[Element data from apps and pages]
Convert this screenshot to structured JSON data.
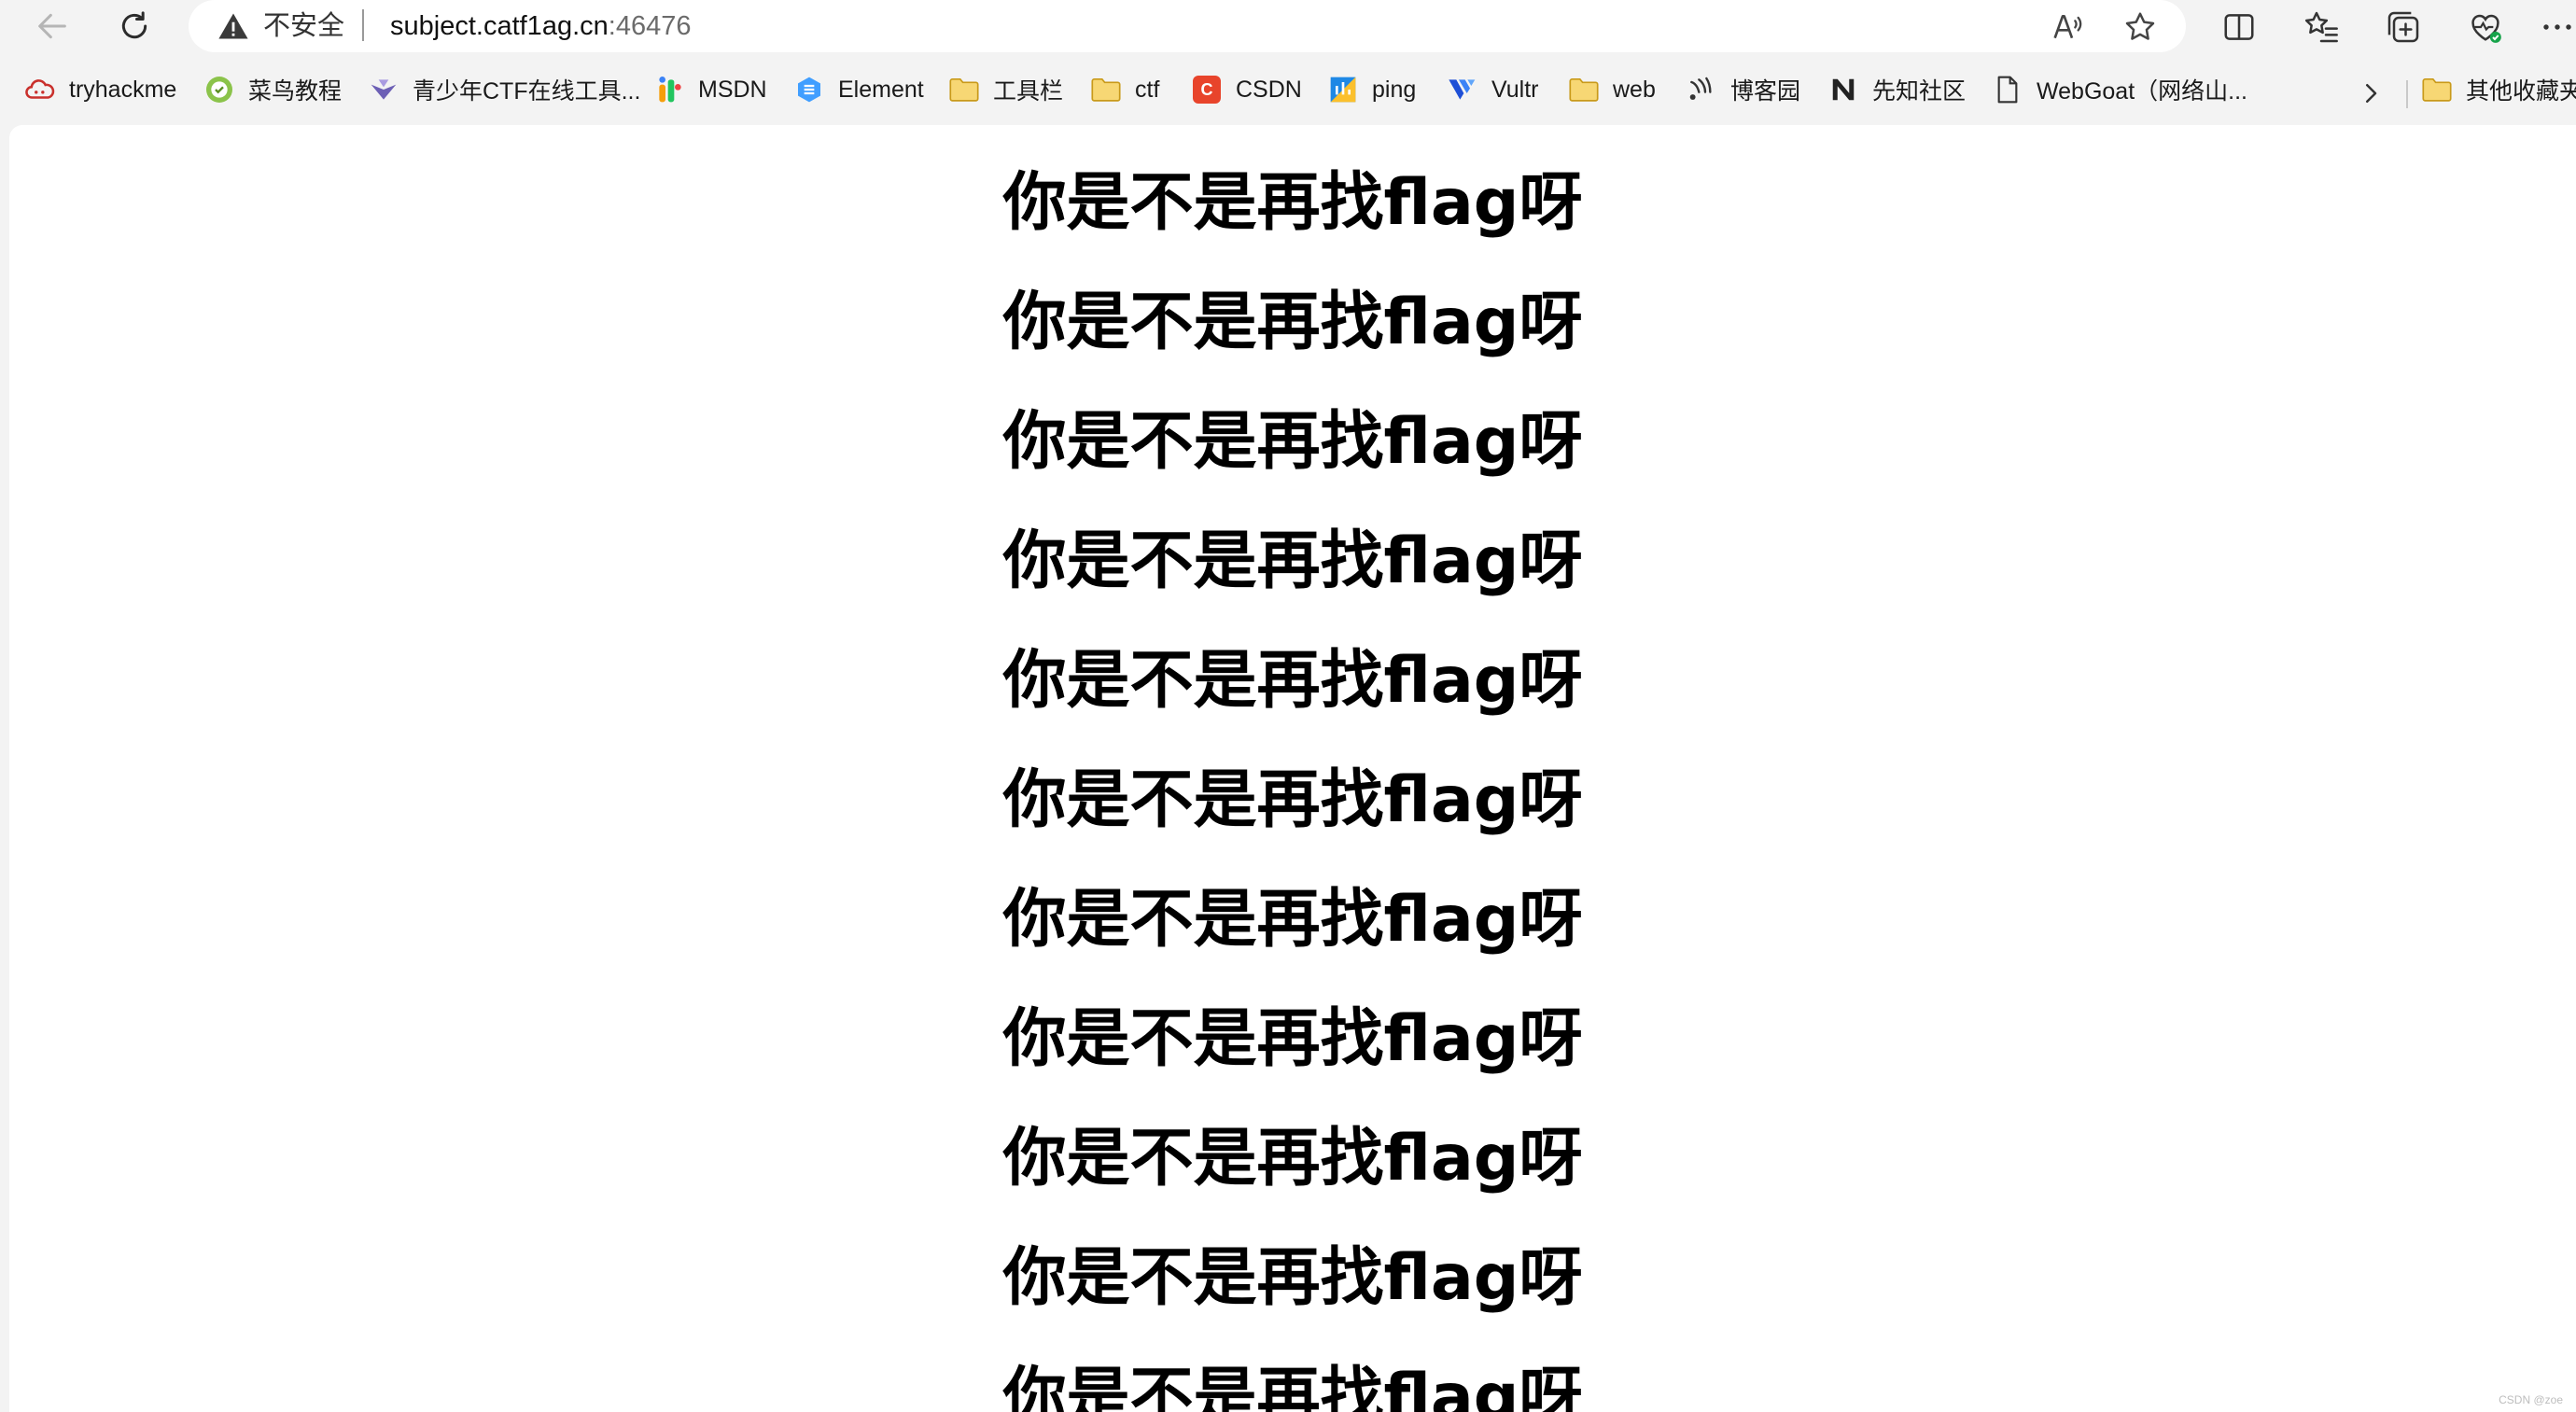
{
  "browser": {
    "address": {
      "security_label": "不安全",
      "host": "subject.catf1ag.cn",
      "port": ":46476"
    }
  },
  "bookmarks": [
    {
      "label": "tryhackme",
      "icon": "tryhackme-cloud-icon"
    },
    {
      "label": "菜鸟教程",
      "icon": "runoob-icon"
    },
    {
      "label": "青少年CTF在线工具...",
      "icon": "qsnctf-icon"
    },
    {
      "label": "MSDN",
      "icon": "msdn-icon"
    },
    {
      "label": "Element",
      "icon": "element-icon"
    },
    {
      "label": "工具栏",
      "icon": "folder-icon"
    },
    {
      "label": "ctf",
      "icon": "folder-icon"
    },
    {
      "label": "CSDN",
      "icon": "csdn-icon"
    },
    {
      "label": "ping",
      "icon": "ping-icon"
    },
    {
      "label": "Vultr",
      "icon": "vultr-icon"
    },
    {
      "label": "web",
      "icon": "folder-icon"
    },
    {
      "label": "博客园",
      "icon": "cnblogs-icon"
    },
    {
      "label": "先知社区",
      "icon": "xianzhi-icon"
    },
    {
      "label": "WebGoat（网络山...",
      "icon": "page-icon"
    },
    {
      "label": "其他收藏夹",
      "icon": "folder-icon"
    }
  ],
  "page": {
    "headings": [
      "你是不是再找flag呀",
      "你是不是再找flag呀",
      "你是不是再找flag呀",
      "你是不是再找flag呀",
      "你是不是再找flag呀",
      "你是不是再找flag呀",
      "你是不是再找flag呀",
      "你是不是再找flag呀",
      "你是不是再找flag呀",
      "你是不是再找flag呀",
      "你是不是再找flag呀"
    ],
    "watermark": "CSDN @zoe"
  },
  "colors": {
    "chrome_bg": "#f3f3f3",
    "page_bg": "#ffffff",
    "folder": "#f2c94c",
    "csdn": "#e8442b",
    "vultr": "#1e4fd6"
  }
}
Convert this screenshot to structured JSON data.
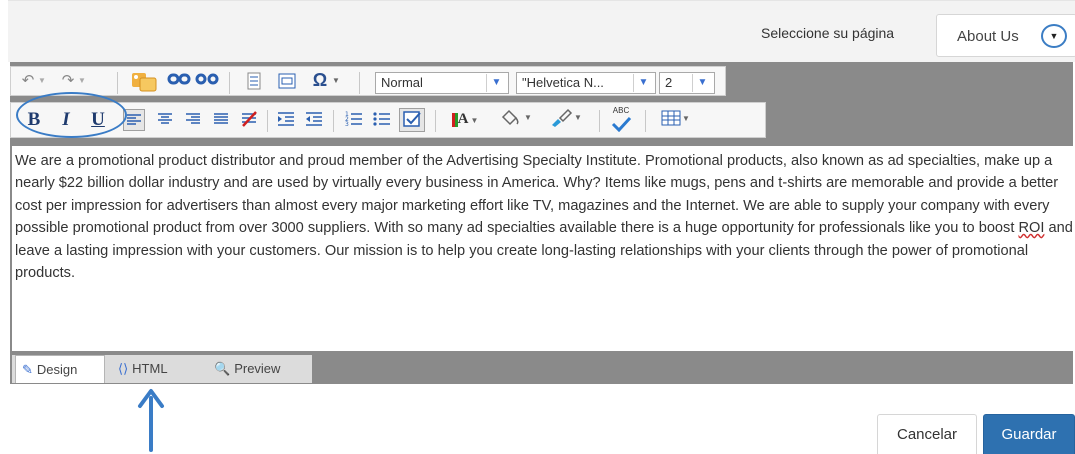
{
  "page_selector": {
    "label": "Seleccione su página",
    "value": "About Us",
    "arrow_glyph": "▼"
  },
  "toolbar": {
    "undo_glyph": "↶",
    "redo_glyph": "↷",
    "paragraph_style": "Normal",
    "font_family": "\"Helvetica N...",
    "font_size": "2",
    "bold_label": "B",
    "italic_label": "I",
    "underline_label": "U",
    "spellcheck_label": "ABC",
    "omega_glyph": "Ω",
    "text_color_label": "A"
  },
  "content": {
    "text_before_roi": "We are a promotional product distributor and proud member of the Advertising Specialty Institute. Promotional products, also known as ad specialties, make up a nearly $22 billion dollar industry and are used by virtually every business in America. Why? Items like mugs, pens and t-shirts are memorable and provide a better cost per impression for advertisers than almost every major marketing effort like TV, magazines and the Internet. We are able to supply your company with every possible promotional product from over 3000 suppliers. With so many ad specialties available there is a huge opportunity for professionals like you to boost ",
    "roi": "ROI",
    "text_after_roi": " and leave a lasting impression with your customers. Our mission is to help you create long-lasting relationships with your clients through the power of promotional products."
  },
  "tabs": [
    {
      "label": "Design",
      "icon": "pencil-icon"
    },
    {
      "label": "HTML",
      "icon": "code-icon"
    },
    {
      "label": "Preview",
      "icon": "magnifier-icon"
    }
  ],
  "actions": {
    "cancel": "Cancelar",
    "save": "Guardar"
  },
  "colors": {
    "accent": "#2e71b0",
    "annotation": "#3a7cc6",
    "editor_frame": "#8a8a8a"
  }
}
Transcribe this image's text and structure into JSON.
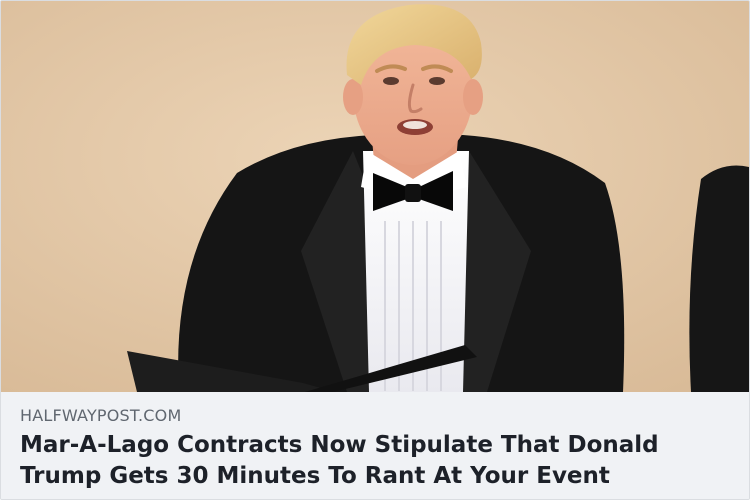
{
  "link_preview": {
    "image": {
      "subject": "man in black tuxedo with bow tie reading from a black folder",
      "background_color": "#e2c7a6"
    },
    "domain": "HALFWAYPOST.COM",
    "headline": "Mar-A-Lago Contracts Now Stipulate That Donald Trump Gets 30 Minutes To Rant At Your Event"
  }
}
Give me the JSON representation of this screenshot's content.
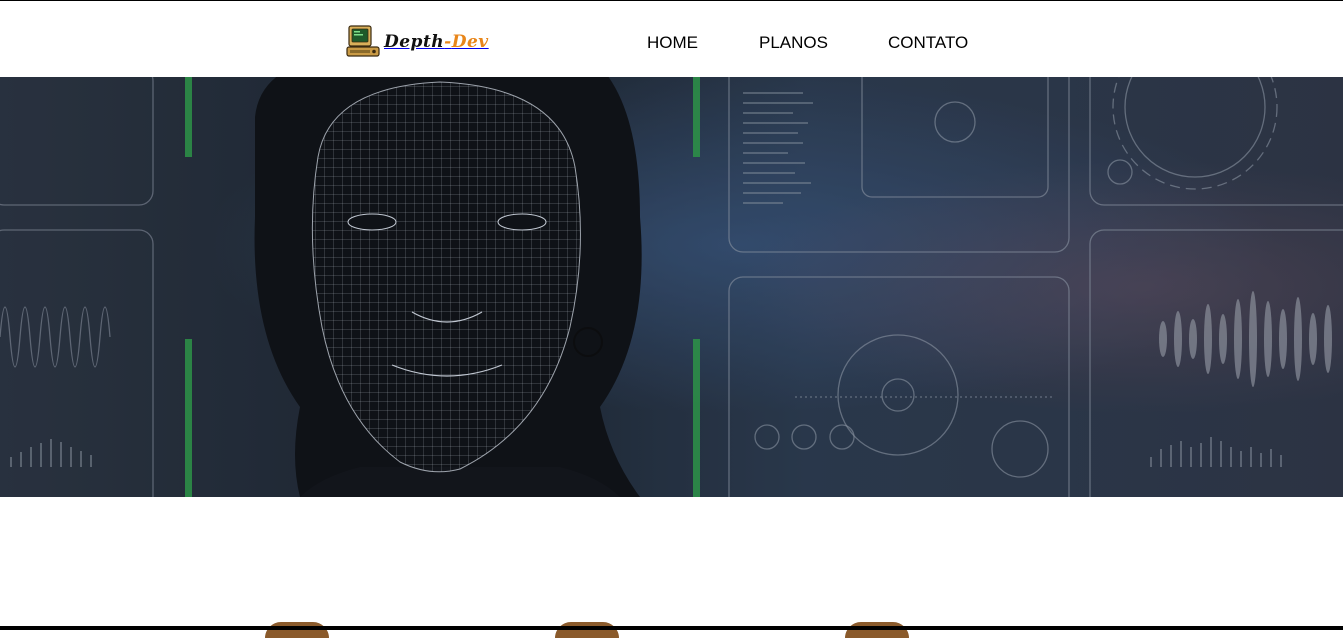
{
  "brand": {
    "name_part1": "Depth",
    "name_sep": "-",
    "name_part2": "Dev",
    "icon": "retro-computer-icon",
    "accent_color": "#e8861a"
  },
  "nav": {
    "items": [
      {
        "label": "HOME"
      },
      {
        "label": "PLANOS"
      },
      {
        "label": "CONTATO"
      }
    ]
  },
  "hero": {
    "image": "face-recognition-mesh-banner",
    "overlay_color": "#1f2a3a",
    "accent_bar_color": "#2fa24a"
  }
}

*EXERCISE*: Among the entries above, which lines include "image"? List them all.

*EXPECTED ANSWER*:
Transcribe this image's text and structure into JSON.
    "image": {
    "image": "face-recognition-mesh-banner",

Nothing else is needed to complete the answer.